◆ **BRIEF**
Please copy each line from the entries that contains the string "placeholder".

◆ **Website and app data records**
· · ·
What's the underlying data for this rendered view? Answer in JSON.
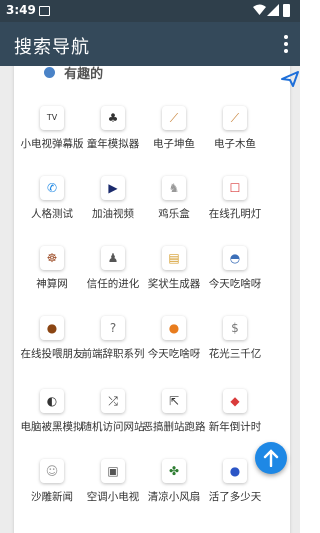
{
  "status": {
    "time": "3:49"
  },
  "toolbar": {
    "title": "搜索导航",
    "menu_icon": "more-vert-icon"
  },
  "section": {
    "title": "有趣的",
    "icon": "section-logo-icon",
    "send_icon": "send-icon"
  },
  "items": [
    {
      "label": "小电视弹幕版",
      "icon": "tv-icon",
      "glyph": "TV"
    },
    {
      "label": "童年模拟器",
      "icon": "kids-icon",
      "glyph": "♣"
    },
    {
      "label": "电子坤鱼",
      "icon": "stick-icon",
      "glyph": "⟋"
    },
    {
      "label": "电子木鱼",
      "icon": "stick-icon",
      "glyph": "⟋"
    },
    {
      "label": "人格测试",
      "icon": "messenger-icon",
      "glyph": "✆"
    },
    {
      "label": "加油视频",
      "icon": "play-icon",
      "glyph": "▶"
    },
    {
      "label": "鸡乐盒",
      "icon": "chicken-icon",
      "glyph": "♞"
    },
    {
      "label": "在线孔明灯",
      "icon": "lantern-icon",
      "glyph": "☐"
    },
    {
      "label": "神算网",
      "icon": "dharma-icon",
      "glyph": "☸"
    },
    {
      "label": "信任的进化",
      "icon": "pyramid-icon",
      "glyph": "♟"
    },
    {
      "label": "奖状生成器",
      "icon": "certificate-icon",
      "glyph": "▤"
    },
    {
      "label": "今天吃啥呀",
      "icon": "bowl-icon",
      "glyph": "◓"
    },
    {
      "label": "在线投喂朋友",
      "icon": "poop-icon",
      "glyph": "●"
    },
    {
      "label": "前端辞职系列",
      "icon": "question-icon",
      "glyph": "?"
    },
    {
      "label": "今天吃啥呀",
      "icon": "orange-icon",
      "glyph": "●"
    },
    {
      "label": "花光三千亿",
      "icon": "coin-icon",
      "glyph": "$"
    },
    {
      "label": "电脑被黑模拟",
      "icon": "mask-icon",
      "glyph": "◐"
    },
    {
      "label": "随机访问网站",
      "icon": "shuffle-icon",
      "glyph": "⤮"
    },
    {
      "label": "恶搞删站跑路",
      "icon": "exit-icon",
      "glyph": "⇱"
    },
    {
      "label": "新年倒计时",
      "icon": "red-packet-icon",
      "glyph": "◆"
    },
    {
      "label": "沙雕新闻",
      "icon": "robot-icon",
      "glyph": "☺"
    },
    {
      "label": "空调小电视",
      "icon": "tv-small-icon",
      "glyph": "▣"
    },
    {
      "label": "清凉小风扇",
      "icon": "fan-icon",
      "glyph": "✤"
    },
    {
      "label": "活了多少天",
      "icon": "face-icon",
      "glyph": "●"
    }
  ],
  "colors": {
    "toolbar": "#34495a",
    "statusbar": "#2f3f4b",
    "fab": "#1e88e5",
    "send": "#1e6fd9"
  },
  "fab": {
    "icon": "arrow-up-icon"
  }
}
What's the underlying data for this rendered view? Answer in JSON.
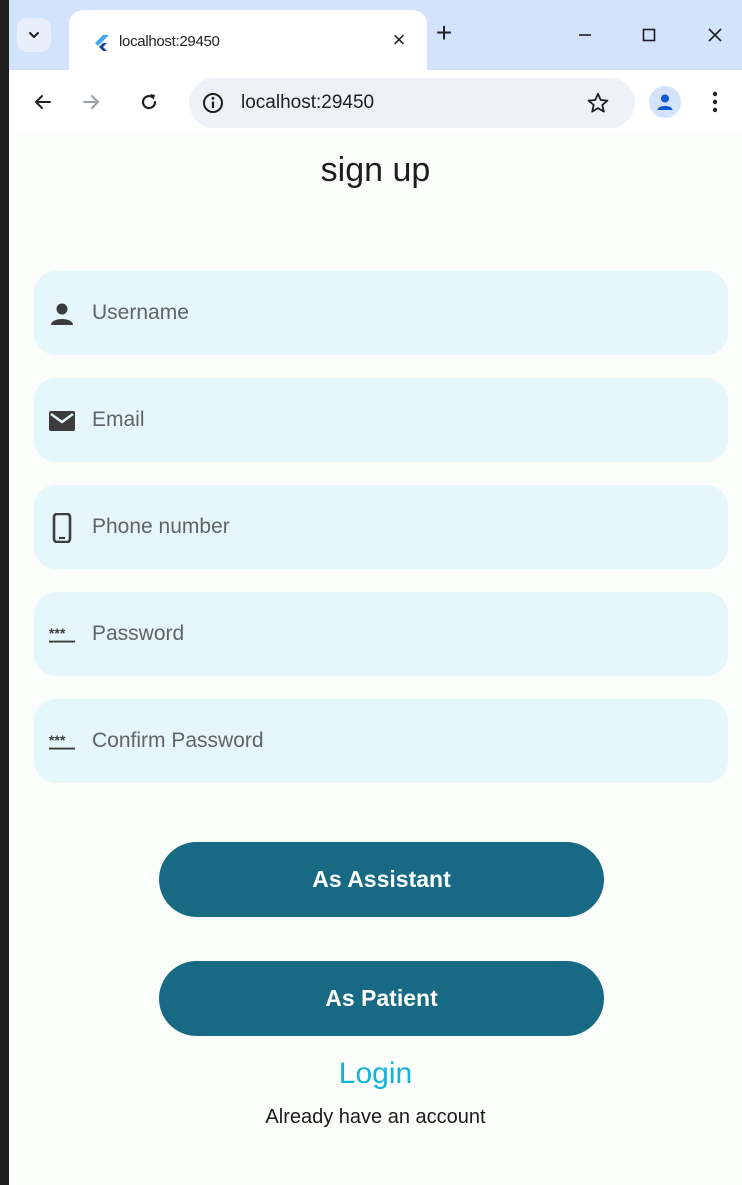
{
  "browser": {
    "tab_title": "localhost:29450",
    "url": "localhost:29450",
    "tab_close_glyph": "×",
    "new_tab_glyph": "+"
  },
  "page": {
    "title": "sign up",
    "fields": [
      {
        "icon": "person-icon",
        "placeholder": "Username",
        "value": ""
      },
      {
        "icon": "mail-icon",
        "placeholder": "Email",
        "value": ""
      },
      {
        "icon": "phone-icon",
        "placeholder": "Phone number",
        "value": ""
      },
      {
        "icon": "password-icon",
        "placeholder": "Password",
        "value": ""
      },
      {
        "icon": "password-icon",
        "placeholder": "Confirm Password",
        "value": ""
      }
    ],
    "buttons": {
      "assistant": "As Assistant",
      "patient": "As Patient"
    },
    "login_link": "Login",
    "login_subtext": "Already have an account"
  },
  "colors": {
    "primary_button": "#186a84",
    "field_background": "#e5f7fa",
    "link": "#11b3d9",
    "tab_strip": "#d3e3fd"
  }
}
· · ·
◆ **RESPONSE AREA**
        "placeholder": "Username",
        "placeholder": "Email",
        "placeholder": "Phone number",
        "placeholder": "Password",
        "placeholder": "Confirm Password",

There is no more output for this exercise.